Then there is the matter of Musk’s disingenuousness: Disabling retweets, likes and comments on Substack links is a block. Call it a soft block if you like, but it’s a block either way. It ensures that all links to Substack will be buried on Twitter and receive very few views; functionally, it’s not very different from the hard blocks that Musk briefly debuted in December. Furthermore, as far as I can tell, Substack is the only domain on all of Twitter subject to these crippling restrictions. This obviously amounts to much more than an effort to deny a potential competitor access to the Twitter database.
By attacking Substack, Musk is simply hurting the ability of a lot of smaller bloggers to draw traffic to their posts, while also providing free advertising to the coming Substack Notes feature via the Streisand effect.

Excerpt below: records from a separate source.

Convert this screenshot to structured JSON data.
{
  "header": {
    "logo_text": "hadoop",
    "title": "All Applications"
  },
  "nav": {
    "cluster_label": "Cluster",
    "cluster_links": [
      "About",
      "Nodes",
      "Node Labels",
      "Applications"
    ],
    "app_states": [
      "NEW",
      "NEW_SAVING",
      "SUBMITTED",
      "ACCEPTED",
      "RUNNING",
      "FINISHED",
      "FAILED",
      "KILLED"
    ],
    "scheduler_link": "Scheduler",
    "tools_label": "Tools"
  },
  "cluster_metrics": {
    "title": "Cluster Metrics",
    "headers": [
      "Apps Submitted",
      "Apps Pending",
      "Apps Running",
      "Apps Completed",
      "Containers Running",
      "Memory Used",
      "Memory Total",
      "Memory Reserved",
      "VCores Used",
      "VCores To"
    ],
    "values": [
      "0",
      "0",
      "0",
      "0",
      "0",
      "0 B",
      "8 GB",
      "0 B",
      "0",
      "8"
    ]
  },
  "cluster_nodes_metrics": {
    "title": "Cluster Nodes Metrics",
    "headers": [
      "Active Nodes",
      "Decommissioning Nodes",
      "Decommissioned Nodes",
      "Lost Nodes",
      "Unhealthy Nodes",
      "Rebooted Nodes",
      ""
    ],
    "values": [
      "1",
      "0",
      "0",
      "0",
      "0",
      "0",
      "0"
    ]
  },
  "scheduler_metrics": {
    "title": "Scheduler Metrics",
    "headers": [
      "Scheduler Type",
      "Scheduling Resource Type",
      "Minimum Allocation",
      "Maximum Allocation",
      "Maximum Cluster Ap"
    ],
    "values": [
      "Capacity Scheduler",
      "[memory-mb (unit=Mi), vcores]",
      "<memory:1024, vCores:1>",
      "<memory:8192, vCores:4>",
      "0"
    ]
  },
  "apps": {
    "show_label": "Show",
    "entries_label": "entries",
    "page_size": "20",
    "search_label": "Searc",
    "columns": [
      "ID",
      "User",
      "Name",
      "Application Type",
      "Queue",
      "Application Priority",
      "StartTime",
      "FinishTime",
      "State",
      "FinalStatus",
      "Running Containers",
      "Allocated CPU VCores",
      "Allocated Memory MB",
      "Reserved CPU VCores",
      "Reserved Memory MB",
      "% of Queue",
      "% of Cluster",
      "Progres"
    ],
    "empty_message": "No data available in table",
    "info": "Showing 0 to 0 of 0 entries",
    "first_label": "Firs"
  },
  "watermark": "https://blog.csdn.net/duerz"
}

Twitter is an enormously popular website for journalists in particular, and Substack is the most promising alternative, independent blogging and journalism platform. Musk’s fear of competition here is deeply misguided: Substack links on Twitter are Twitter content; they are one of the reasons to browse Twitter every morning. Disconnecting Twitter from closely aligned platforms, which share many of the same journalists and readers, makes the site less interesting and much less useful. Despite being one of Twitter’s most successful users, Musk often seems not to grasp how social media more broadly actually functions.
As for Substack Notes: The most powerful, important aspect of Substack, is the email list which every author builds for himself. Unlike contributors to Twitter and YouTube, authors at Substack have direct access to their own readers; their work is not filtered or selectively promoted by opaque recommendation algorithms, which have stifled a lot of engagement on Twitter recently. I have a real fear that, as Substack continues to develop ancillary social media functionality, they’ll come to resemble other media platforms, which mediate the audience relationship in various ways. Musk could recognise these tensions, which will obviously limit the ability of Substack to directly encroach upon Twitter’s user-base (at least in the nearer term), whatever features they debut; or he could pick pointless fights that alienate his allies and sympathisers and make Twitter worse. He chose the second option.
If you’re a Substack author, I really recommend you set up a custom domain, as I have. It costs some money, but it means your Twitter links won’t be blocked or subject to false security warnings. If you’re a reader, maybe you’ll consider subscribing. There’s no guarantee my posts will continue to make their way to you via the usual routes.
UPDATE: Following a massive backlash, Twitter appears to have reversed at least the most egregious limitations to links to substack.com. A massive thanks to all my friends and readers who made a lot of noise about this, it has paid off.